◆ EXERCISE INSTRUCTIONS
Search the records below for the word "basic". Copy each line where it occurs.

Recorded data

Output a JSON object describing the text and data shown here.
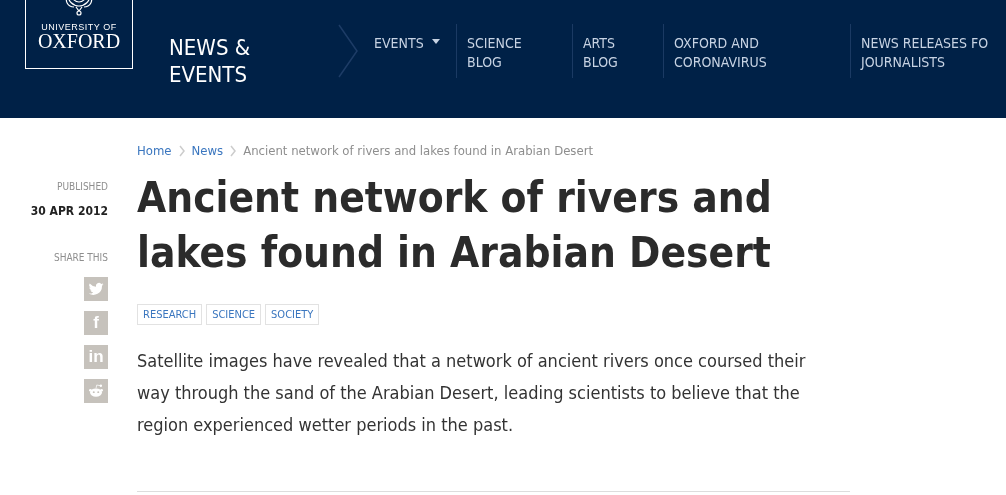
{
  "header": {
    "logo": {
      "line1": "UNIVERSITY OF",
      "line2": "OXFORD"
    },
    "section_title": [
      "NEWS &",
      "EVENTS"
    ],
    "nav": [
      {
        "label": [
          "EVENTS"
        ],
        "dropdown": true
      },
      {
        "label": [
          "SCIENCE",
          "BLOG"
        ],
        "dropdown": false
      },
      {
        "label": [
          "ARTS",
          "BLOG"
        ],
        "dropdown": false
      },
      {
        "label": [
          "OXFORD AND",
          "CORONAVIRUS"
        ],
        "dropdown": false
      },
      {
        "label": [
          "NEWS RELEASES FO",
          "JOURNALISTS"
        ],
        "dropdown": false
      }
    ]
  },
  "breadcrumbs": [
    {
      "label": "Home",
      "link": true
    },
    {
      "label": "News",
      "link": true
    },
    {
      "label": "Ancient network of rivers and lakes found in Arabian Desert",
      "link": false
    }
  ],
  "meta": {
    "published_label": "PUBLISHED",
    "date": "30 APR 2012",
    "share_label": "SHARE THIS",
    "share": [
      {
        "kind": "twitter"
      },
      {
        "kind": "facebook",
        "glyph": "f"
      },
      {
        "kind": "linkedin",
        "glyph": "in"
      },
      {
        "kind": "reddit"
      }
    ]
  },
  "article": {
    "title": "Ancient network of rivers and lakes found in Arabian Desert",
    "tags": [
      "RESEARCH",
      "SCIENCE",
      "SOCIETY"
    ],
    "summary": "Satellite images have revealed that a network of ancient rivers once coursed their way through the sand of the Arabian Desert, leading scientists to believe that the region experienced wetter periods in the past."
  }
}
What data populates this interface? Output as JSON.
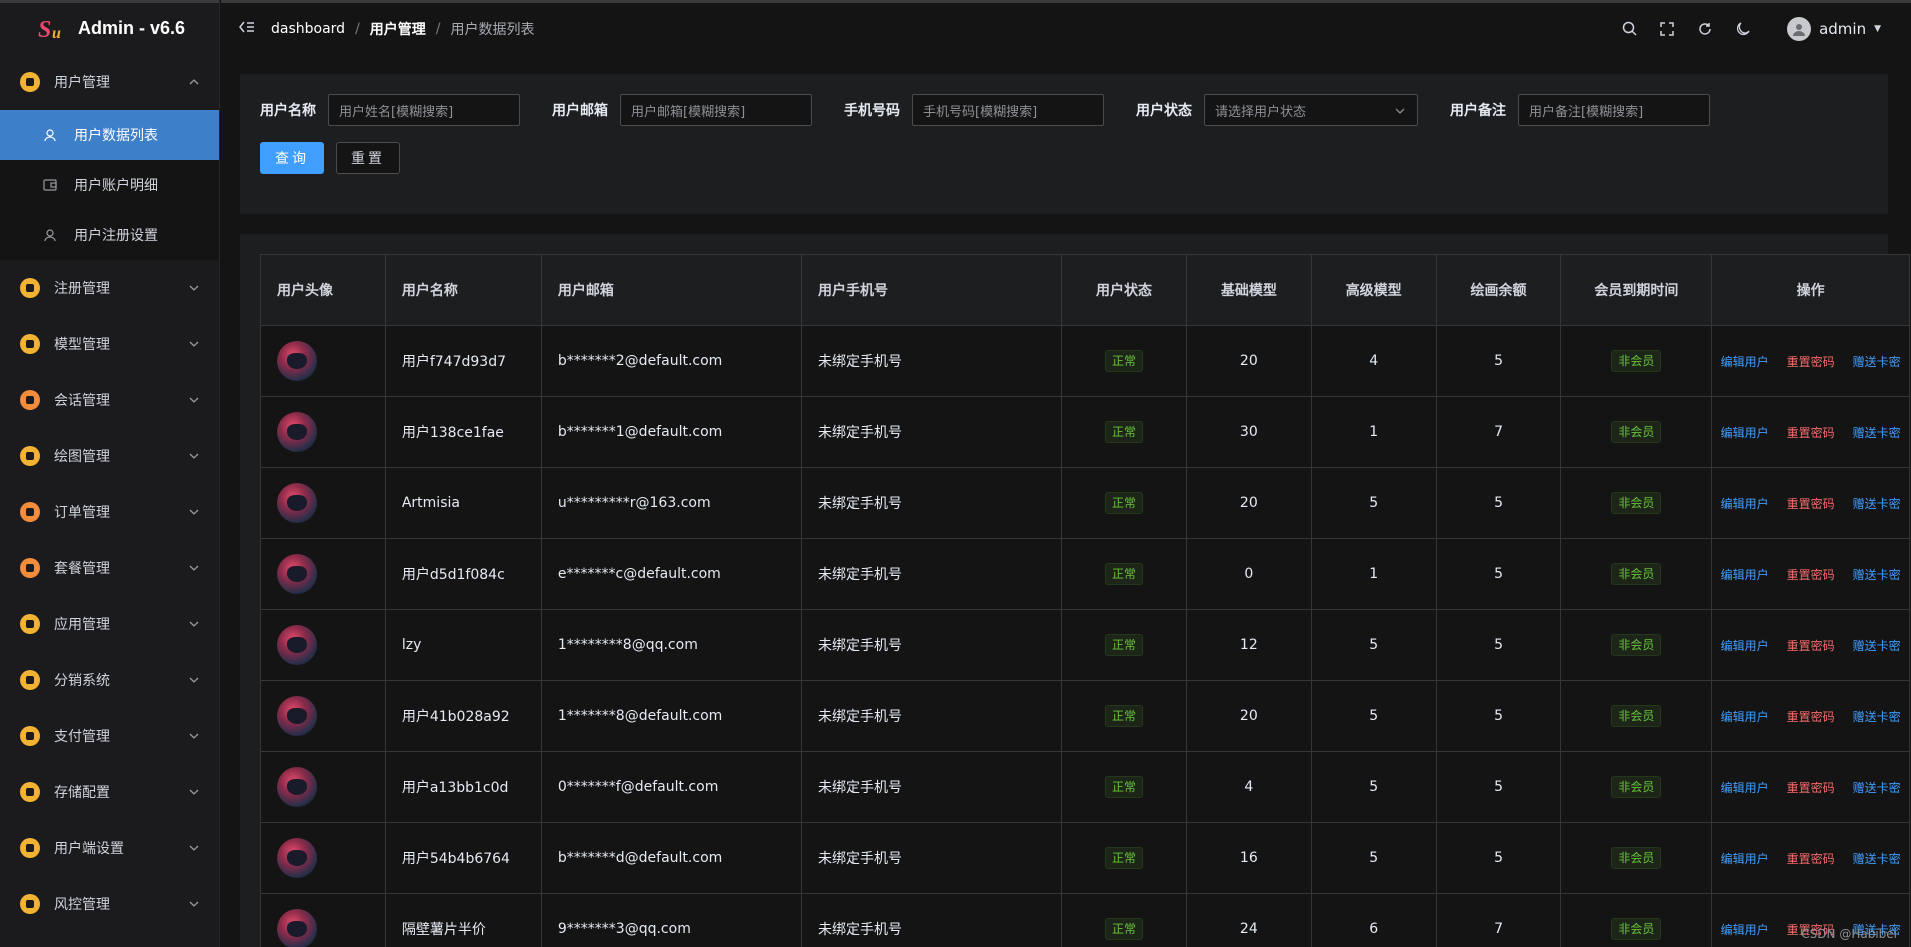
{
  "app": {
    "title": "Admin - v6.6"
  },
  "sidebar": {
    "groups": [
      {
        "label": "用户管理",
        "icon": "user-card-icon",
        "color": "#f2b233",
        "expanded": true,
        "children": [
          {
            "label": "用户数据列表",
            "icon": "user-outline-icon",
            "active": true
          },
          {
            "label": "用户账户明细",
            "icon": "wallet-icon",
            "active": false
          },
          {
            "label": "用户注册设置",
            "icon": "user-outline-icon",
            "active": false
          }
        ]
      },
      {
        "label": "注册管理",
        "icon": "register-icon",
        "color": "#f2b233"
      },
      {
        "label": "模型管理",
        "icon": "model-icon",
        "color": "#f2b233"
      },
      {
        "label": "会话管理",
        "icon": "chat-icon",
        "color": "#f08d3c"
      },
      {
        "label": "绘图管理",
        "icon": "palette-icon",
        "color": "#f2b233"
      },
      {
        "label": "订单管理",
        "icon": "clipboard-icon",
        "color": "#f08d3c"
      },
      {
        "label": "套餐管理",
        "icon": "package-icon",
        "color": "#f08d3c"
      },
      {
        "label": "应用管理",
        "icon": "apps-icon",
        "color": "#f2b233"
      },
      {
        "label": "分销系统",
        "icon": "distribution-icon",
        "color": "#f2b233"
      },
      {
        "label": "支付管理",
        "icon": "payment-icon",
        "color": "#f2b233"
      },
      {
        "label": "存储配置",
        "icon": "storage-icon",
        "color": "#f2b233"
      },
      {
        "label": "用户端设置",
        "icon": "client-settings-icon",
        "color": "#f2b233"
      },
      {
        "label": "风控管理",
        "icon": "shield-icon",
        "color": "#f2b233"
      }
    ]
  },
  "header": {
    "breadcrumb": [
      "dashboard",
      "用户管理",
      "用户数据列表"
    ],
    "user": "admin"
  },
  "search": {
    "name_label": "用户名称",
    "name_placeholder": "用户姓名[模糊搜索]",
    "email_label": "用户邮箱",
    "email_placeholder": "用户邮箱[模糊搜索]",
    "phone_label": "手机号码",
    "phone_placeholder": "手机号码[模糊搜索]",
    "status_label": "用户状态",
    "status_placeholder": "请选择用户状态",
    "remark_label": "用户备注",
    "remark_placeholder": "用户备注[模糊搜索]",
    "query_btn": "查询",
    "reset_btn": "重置"
  },
  "table": {
    "columns": [
      "用户头像",
      "用户名称",
      "用户邮箱",
      "用户手机号",
      "用户状态",
      "基础模型",
      "高级模型",
      "绘画余额",
      "会员到期时间",
      "操作"
    ],
    "rows": [
      {
        "name": "用户f747d93d7",
        "email": "b*******2@default.com",
        "phone": "未绑定手机号",
        "status": "正常",
        "basic": "20",
        "advanced": "4",
        "draw": "5",
        "member": "非会员"
      },
      {
        "name": "用户138ce1fae",
        "email": "b*******1@default.com",
        "phone": "未绑定手机号",
        "status": "正常",
        "basic": "30",
        "advanced": "1",
        "draw": "7",
        "member": "非会员"
      },
      {
        "name": "Artmisia",
        "email": "u*********r@163.com",
        "phone": "未绑定手机号",
        "status": "正常",
        "basic": "20",
        "advanced": "5",
        "draw": "5",
        "member": "非会员"
      },
      {
        "name": "用户d5d1f084c",
        "email": "e*******c@default.com",
        "phone": "未绑定手机号",
        "status": "正常",
        "basic": "0",
        "advanced": "1",
        "draw": "5",
        "member": "非会员"
      },
      {
        "name": "lzy",
        "email": "1********8@qq.com",
        "phone": "未绑定手机号",
        "status": "正常",
        "basic": "12",
        "advanced": "5",
        "draw": "5",
        "member": "非会员"
      },
      {
        "name": "用户41b028a92",
        "email": "1*******8@default.com",
        "phone": "未绑定手机号",
        "status": "正常",
        "basic": "20",
        "advanced": "5",
        "draw": "5",
        "member": "非会员"
      },
      {
        "name": "用户a13bb1c0d",
        "email": "0*******f@default.com",
        "phone": "未绑定手机号",
        "status": "正常",
        "basic": "4",
        "advanced": "5",
        "draw": "5",
        "member": "非会员"
      },
      {
        "name": "用户54b4b6764",
        "email": "b*******d@default.com",
        "phone": "未绑定手机号",
        "status": "正常",
        "basic": "16",
        "advanced": "5",
        "draw": "5",
        "member": "非会员"
      },
      {
        "name": "隔壁薯片半价",
        "email": "9*******3@qq.com",
        "phone": "未绑定手机号",
        "status": "正常",
        "basic": "24",
        "advanced": "6",
        "draw": "7",
        "member": "非会员"
      }
    ],
    "ops": {
      "edit": "编辑用户",
      "reset": "重置密码",
      "gift": "赠送卡密"
    }
  },
  "watermark": "CSDN @Habibei",
  "colors": {
    "primary": "#409eff",
    "danger": "#f56c6c",
    "success": "#67c23a",
    "active_menu": "#3d7fc8"
  }
}
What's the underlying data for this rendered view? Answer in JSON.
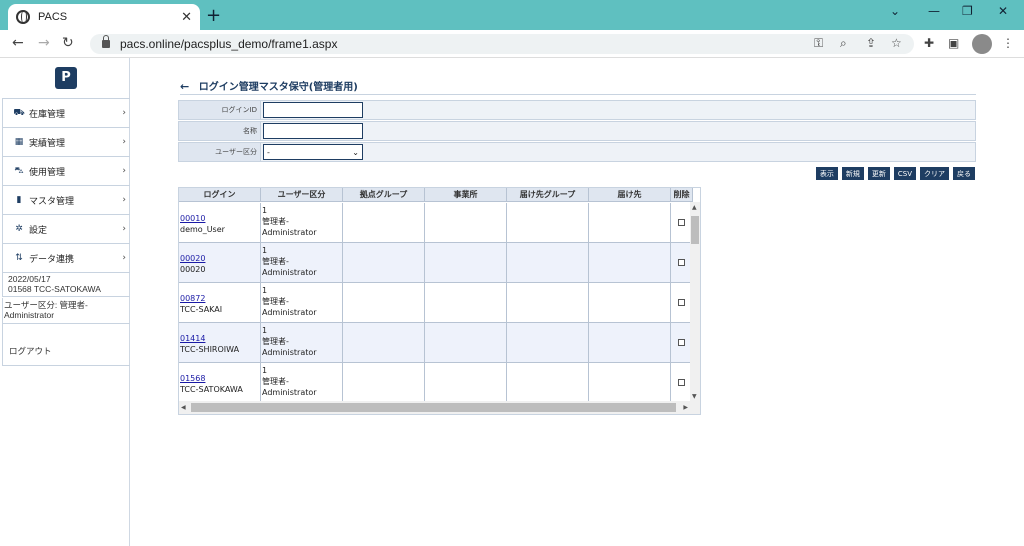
{
  "browser": {
    "tab_title": "PACS",
    "tab_close": "✕",
    "new_tab": "+",
    "url": "pacs.online/pacsplus_demo/frame1.aspx",
    "min": "⌄",
    "min2": "—",
    "restore": "❐",
    "close": "✕"
  },
  "sidebar": {
    "logo": "P",
    "items": [
      {
        "label": "在庫管理",
        "icon": "box-icon"
      },
      {
        "label": "実績管理",
        "icon": "table-icon"
      },
      {
        "label": "使用管理",
        "icon": "cart-icon"
      },
      {
        "label": "マスタ管理",
        "icon": "file-icon"
      },
      {
        "label": "設定",
        "icon": "gear-icon"
      },
      {
        "label": "データ連携",
        "icon": "sync-icon"
      }
    ],
    "date": "2022/05/17",
    "user": "01568 TCC-SATOKAWA",
    "user_type": "ユーザー区分: 管理者-Administrator",
    "logout": "ログアウト"
  },
  "page": {
    "title": "ログイン管理マスタ保守(管理者用)"
  },
  "form": {
    "login_id_label": "ログインID",
    "login_id_value": "",
    "name_label": "名称",
    "name_value": "",
    "user_type_label": "ユーザー区分",
    "user_type_value": "-"
  },
  "buttons": {
    "show": "表示",
    "new": "新規",
    "update": "更新",
    "csv": "CSV",
    "clear": "クリア",
    "back": "戻る"
  },
  "grid": {
    "headers": [
      "ログイン",
      "ユーザー区分",
      "拠点グループ",
      "事業所",
      "届け先グループ",
      "届け先",
      "削除"
    ],
    "rows": [
      {
        "id": "00010",
        "name": "demo_User",
        "type_code": "1",
        "type_name": "管理者-",
        "type_name2": "Administrator"
      },
      {
        "id": "00020",
        "name": "00020",
        "type_code": "1",
        "type_name": "管理者-",
        "type_name2": "Administrator"
      },
      {
        "id": "00872",
        "name": "TCC-SAKAI",
        "type_code": "1",
        "type_name": "管理者-",
        "type_name2": "Administrator"
      },
      {
        "id": "01414",
        "name": "TCC-SHIROIWA",
        "type_code": "1",
        "type_name": "管理者-",
        "type_name2": "Administrator"
      },
      {
        "id": "01568",
        "name": "TCC-SATOKAWA",
        "type_code": "1",
        "type_name": "管理者-",
        "type_name2": "Administrator"
      }
    ]
  }
}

◆ OUTPUT OF THE EXERCISE
        "basic": "20",
        "basic": "30",
        "basic": "20",
        "basic": "0",
        "basic": "12",
        "basic": "20",
        "basic": "4",
        "basic": "16",
        "basic": "24",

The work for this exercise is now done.